It's not like Borders is the first to fall to recent technology. Blockbuster, Inc. went from over 5,000 stores and almost 60,000 employees to a bankruptcy filing and eventual sale to the DISH Network. The process resulted in the closing of thousands of stores and the down-sizing of many others. Many analysts feel that it's only a matter of time before all face-to-face movie rentals will be replaced by mail-order and kiosk-based rentals and that ultimate destroyer of physical rentals: online viewing.
The General Music Industry
exaggerated, the facts show significant declines in both album sales (where the higher margins reside) and general CD revenues that are not compensated by increases in digital sales (notice how the overall size of the Digital Music News pie chart at the right gets smaller over time even as digital becomes proportionally larger). This has led to the closing of a number of physical music retailers, from small local stores to entire chains. The main culprit? Again, most experts place the blame on technology, from digital downloads to streaming music access.
So Who's Next?
Are Borders and Blockbuster anomalies? Or are they just the tip of the iceberg when it comes to Death by Technology? Will the book and movie industry join the music industry and fall victim to technological innovation? There has already been talk that online ordering, direct shipping, and cloud computing may harm local pharmacies, traveling salespeople, video game console manufacturers, public libraries, and community banks.

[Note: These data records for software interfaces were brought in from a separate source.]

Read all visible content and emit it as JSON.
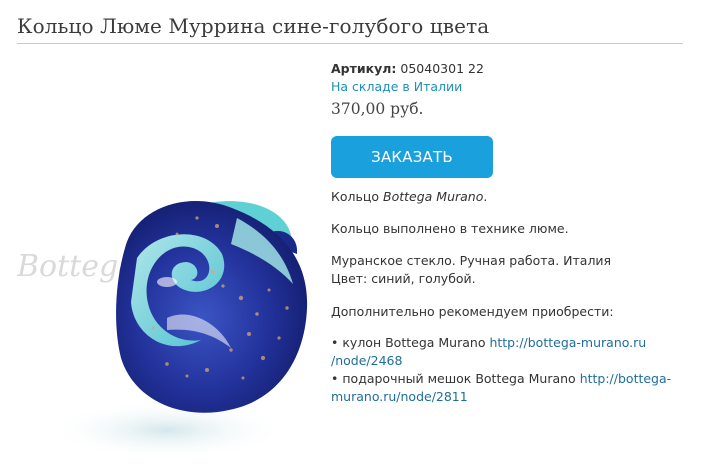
{
  "page": {
    "title": "Кольцо Люме Муррина сине-голубого цвета"
  },
  "product": {
    "image_watermark": "BottegaMurano",
    "sku_label": "Артикул:",
    "sku_value": "05040301 22",
    "stock_status": "На складе в Италии",
    "price": "370,00 руб.",
    "order_button": "ЗАКАЗАТЬ",
    "desc_line1_prefix": "Кольцо ",
    "desc_line1_brand": "Bottega Murano",
    "desc_line1_suffix": ".",
    "desc_technique": "Кольцо выполнено в технике люме.",
    "desc_origin": "Муранское стекло. Ручная работа. Италия",
    "desc_color": "Цвет:  синий, голубой.",
    "recommend_heading": "Дополнительно рекомендуем приобрести:",
    "recommendations": [
      {
        "bullet": "•",
        "text": "кулон Bottega Murano",
        "link_line1": "http://bottega-murano.ru",
        "link_line2": "/node/2468"
      },
      {
        "bullet": "•",
        "text": "подарочный мешок Bottega Murano",
        "link_line1": "http://bottega-",
        "link_line2": "murano.ru/node/2811"
      }
    ]
  },
  "colors": {
    "accent_button": "#1aa0dc",
    "link": "#1f6e9a",
    "stock": "#1f8fb8"
  }
}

We know that the internet has changed the way we shop, from car buying to electronics to even clothing and food. It's also changed marketing interactions for a number of services in industries such as banking, investing, medicine, and consulting.

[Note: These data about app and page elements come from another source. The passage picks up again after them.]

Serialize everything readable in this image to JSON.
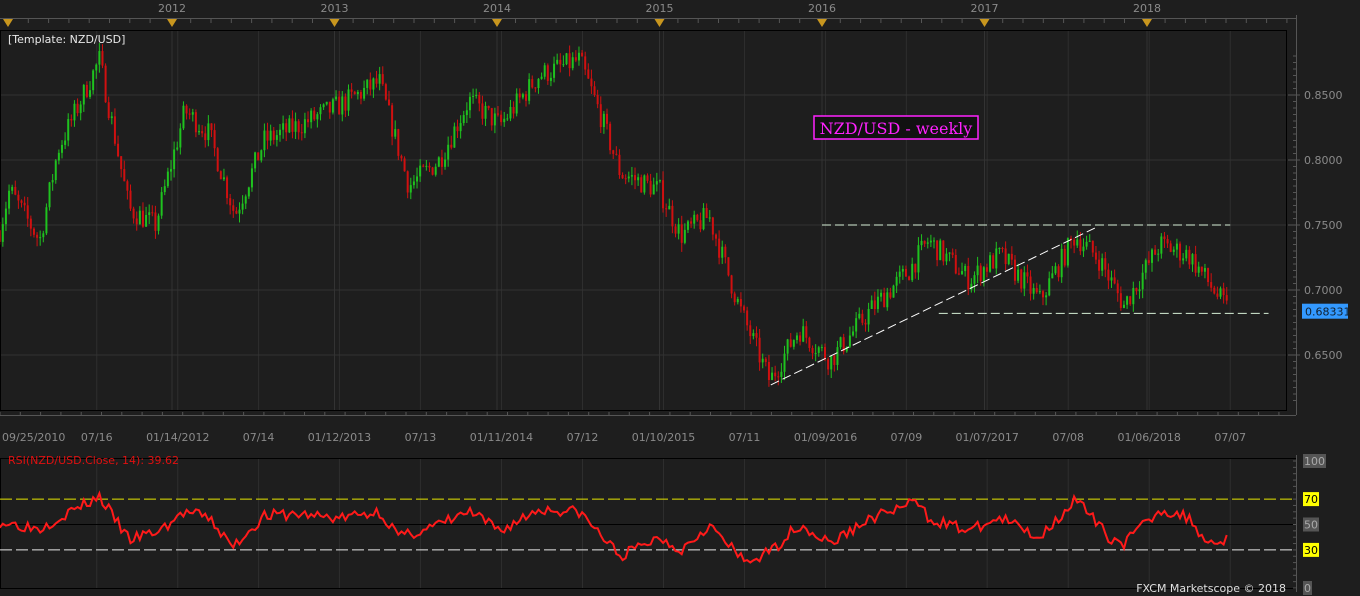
{
  "template_label": "[Template: NZD/USD]",
  "annotation": "NZD/USD - weekly",
  "footer": "FXCM Marketscope © 2018",
  "colors": {
    "background": "#1e1e1e",
    "up": "#1fc21f",
    "down": "#d01010",
    "rsi": "#ff1a1a",
    "levels": "#e6e600",
    "price_tag": "#3399ff",
    "annotation": "#ff22ff"
  },
  "chart_data": [
    {
      "type": "candlestick",
      "symbol": "NZD/USD",
      "timeframe": "weekly",
      "last_price": "0.68331",
      "ylim": [
        0.61,
        0.89
      ],
      "y_ticks": [
        "0.6500",
        "0.7000",
        "0.7500",
        "0.8000",
        "0.8500"
      ],
      "year_labels": [
        "2012",
        "2013",
        "2014",
        "2015",
        "2016",
        "2017",
        "2018"
      ],
      "x_ticks": [
        {
          "label": "09/25/2010",
          "date": "2010-09-25"
        },
        {
          "label": "07/16",
          "date": "2011-07-16"
        },
        {
          "label": "01/14/2012",
          "date": "2012-01-14"
        },
        {
          "label": "07/14",
          "date": "2012-07-14"
        },
        {
          "label": "01/12/2013",
          "date": "2013-01-12"
        },
        {
          "label": "07/13",
          "date": "2013-07-13"
        },
        {
          "label": "01/11/2014",
          "date": "2014-01-11"
        },
        {
          "label": "07/12",
          "date": "2014-07-12"
        },
        {
          "label": "01/10/2015",
          "date": "2015-01-10"
        },
        {
          "label": "07/11",
          "date": "2015-07-11"
        },
        {
          "label": "01/09/2016",
          "date": "2016-01-09"
        },
        {
          "label": "07/09",
          "date": "2016-07-09"
        },
        {
          "label": "01/07/2017",
          "date": "2017-01-07"
        },
        {
          "label": "07/08",
          "date": "2017-07-08"
        },
        {
          "label": "01/06/2018",
          "date": "2018-01-06"
        },
        {
          "label": "07/07",
          "date": "2018-07-07"
        }
      ],
      "close_path": [
        [
          "2010-12-10",
          0.746
        ],
        [
          "2011-01-01",
          0.777
        ],
        [
          "2011-03-10",
          0.738
        ],
        [
          "2011-04-20",
          0.808
        ],
        [
          "2011-07-22",
          0.877
        ],
        [
          "2011-09-27",
          0.762
        ],
        [
          "2011-11-25",
          0.75
        ],
        [
          "2012-01-30",
          0.838
        ],
        [
          "2012-03-25",
          0.82
        ],
        [
          "2012-05-22",
          0.758
        ],
        [
          "2012-07-27",
          0.815
        ],
        [
          "2012-10-15",
          0.827
        ],
        [
          "2013-01-12",
          0.842
        ],
        [
          "2013-04-12",
          0.86
        ],
        [
          "2013-06-17",
          0.78
        ],
        [
          "2013-08-25",
          0.8
        ],
        [
          "2013-10-30",
          0.846
        ],
        [
          "2014-01-08",
          0.827
        ],
        [
          "2014-04-05",
          0.865
        ],
        [
          "2014-07-05",
          0.877
        ],
        [
          "2014-08-18",
          0.838
        ],
        [
          "2014-10-05",
          0.79
        ],
        [
          "2015-01-01",
          0.777
        ],
        [
          "2015-02-18",
          0.742
        ],
        [
          "2015-04-22",
          0.757
        ],
        [
          "2015-07-01",
          0.685
        ],
        [
          "2015-09-06",
          0.63
        ],
        [
          "2015-11-10",
          0.67
        ],
        [
          "2016-01-20",
          0.646
        ],
        [
          "2016-04-20",
          0.685
        ],
        [
          "2016-07-15",
          0.715
        ],
        [
          "2016-08-28",
          0.738
        ],
        [
          "2016-11-28",
          0.708
        ],
        [
          "2017-02-06",
          0.727
        ],
        [
          "2017-05-05",
          0.692
        ],
        [
          "2017-07-24",
          0.742
        ],
        [
          "2017-09-17",
          0.723
        ],
        [
          "2017-11-10",
          0.688
        ],
        [
          "2018-01-30",
          0.735
        ],
        [
          "2018-04-05",
          0.727
        ],
        [
          "2018-07-05",
          0.683
        ]
      ],
      "lines": [
        {
          "kind": "horizontal-dashed",
          "price": 0.75,
          "from": "2016-01-01",
          "to": "2018-07-07",
          "color": "#d8f0d8"
        },
        {
          "kind": "horizontal-dashed",
          "price": 0.682,
          "from": "2016-09-20",
          "to": "2018-10-01",
          "color": "#d8f0d8"
        },
        {
          "kind": "trendline",
          "from": [
            "2015-09-08",
            0.627
          ],
          "to": [
            "2017-09-08",
            0.748
          ],
          "color": "#ffffff"
        }
      ]
    },
    {
      "type": "line",
      "title": "RSI(NZD/USD.Close, 14): 39.62",
      "ylim": [
        0,
        100
      ],
      "y_ticks": [
        "100",
        "70",
        "50",
        "30",
        "0"
      ],
      "levels": [
        70,
        30
      ],
      "values": [
        [
          "2010-12-10",
          52
        ],
        [
          "2011-03-10",
          47
        ],
        [
          "2011-04-20",
          55
        ],
        [
          "2011-07-22",
          72
        ],
        [
          "2011-09-27",
          38
        ],
        [
          "2011-12-05",
          45
        ],
        [
          "2012-01-30",
          60
        ],
        [
          "2012-03-25",
          55
        ],
        [
          "2012-05-16",
          32
        ],
        [
          "2012-07-27",
          57
        ],
        [
          "2012-10-15",
          58
        ],
        [
          "2013-01-12",
          55
        ],
        [
          "2013-04-12",
          60
        ],
        [
          "2013-05-28",
          40
        ],
        [
          "2013-08-25",
          50
        ],
        [
          "2013-10-30",
          60
        ],
        [
          "2014-01-08",
          45
        ],
        [
          "2014-04-05",
          62
        ],
        [
          "2014-07-05",
          60
        ],
        [
          "2014-10-05",
          25
        ],
        [
          "2015-01-01",
          40
        ],
        [
          "2015-02-18",
          30
        ],
        [
          "2015-04-22",
          50
        ],
        [
          "2015-07-12",
          20
        ],
        [
          "2015-09-06",
          28
        ],
        [
          "2015-11-10",
          50
        ],
        [
          "2016-01-20",
          35
        ],
        [
          "2016-04-20",
          55
        ],
        [
          "2016-08-02",
          68
        ],
        [
          "2016-08-28",
          55
        ],
        [
          "2016-11-28",
          45
        ],
        [
          "2017-02-06",
          55
        ],
        [
          "2017-05-05",
          40
        ],
        [
          "2017-07-24",
          70
        ],
        [
          "2017-10-08",
          40
        ],
        [
          "2017-11-10",
          35
        ],
        [
          "2018-01-30",
          62
        ],
        [
          "2018-04-05",
          55
        ],
        [
          "2018-05-20",
          35
        ],
        [
          "2018-07-05",
          40
        ]
      ]
    }
  ]
}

So what's your take? What industries do you predict will be seriously challenged or even be completely obliterated due to the ease and efficiency of e-marketing exchanges?

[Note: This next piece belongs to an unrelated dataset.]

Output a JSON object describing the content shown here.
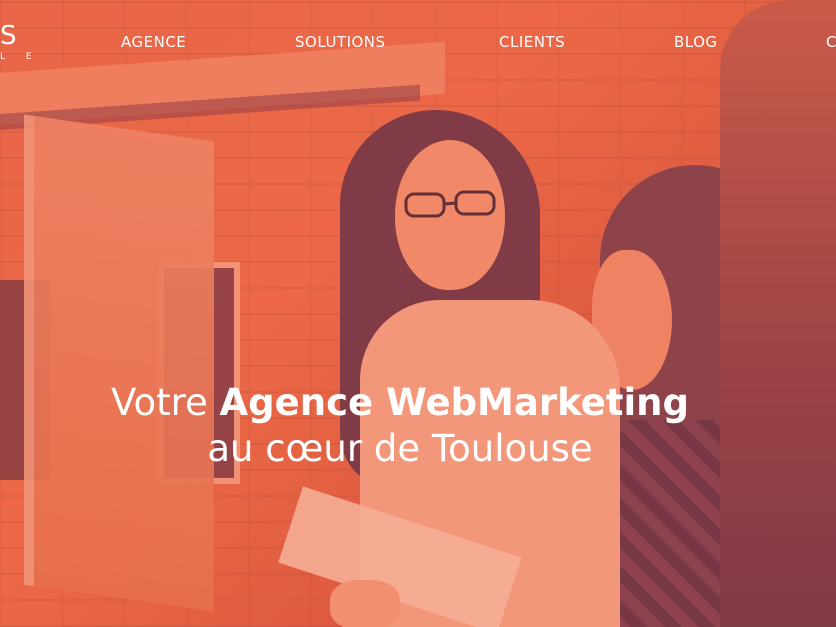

New technology is nifty, but only when it's sensible.
“Chapter 11 Auction of Borders' Intellectual Property to Be Held on September 14th. Likely Suitors Include Amazon, Barnes & Noble, and Apple.” PR Web, September 6, 2011. <http://www.prweb.com/releases/2011/9/prweb8765897.htm>
DeGusta, Michael (2011), “The REAL Death of the Music Industry,” Business Insider, February 18. <http://www.businessinsider.com/these-charts-explain-the-real-death-of-the-music-industry-2011-2>
Parker, Lyndsey (2011), “July 4-10: Reports Of the Music Industry's Demise Greatly Exaggerated?” July 8. <http://new.music.yahoo.com/blogs/thatsreallyweek/134449/july-4-10-reports-of-the-music-industrys-demise-greatly-exaggerated/>
NOTE: Graphic linked from Digital Music News: http://www.digitalmusicnews.com/stories/081611thirty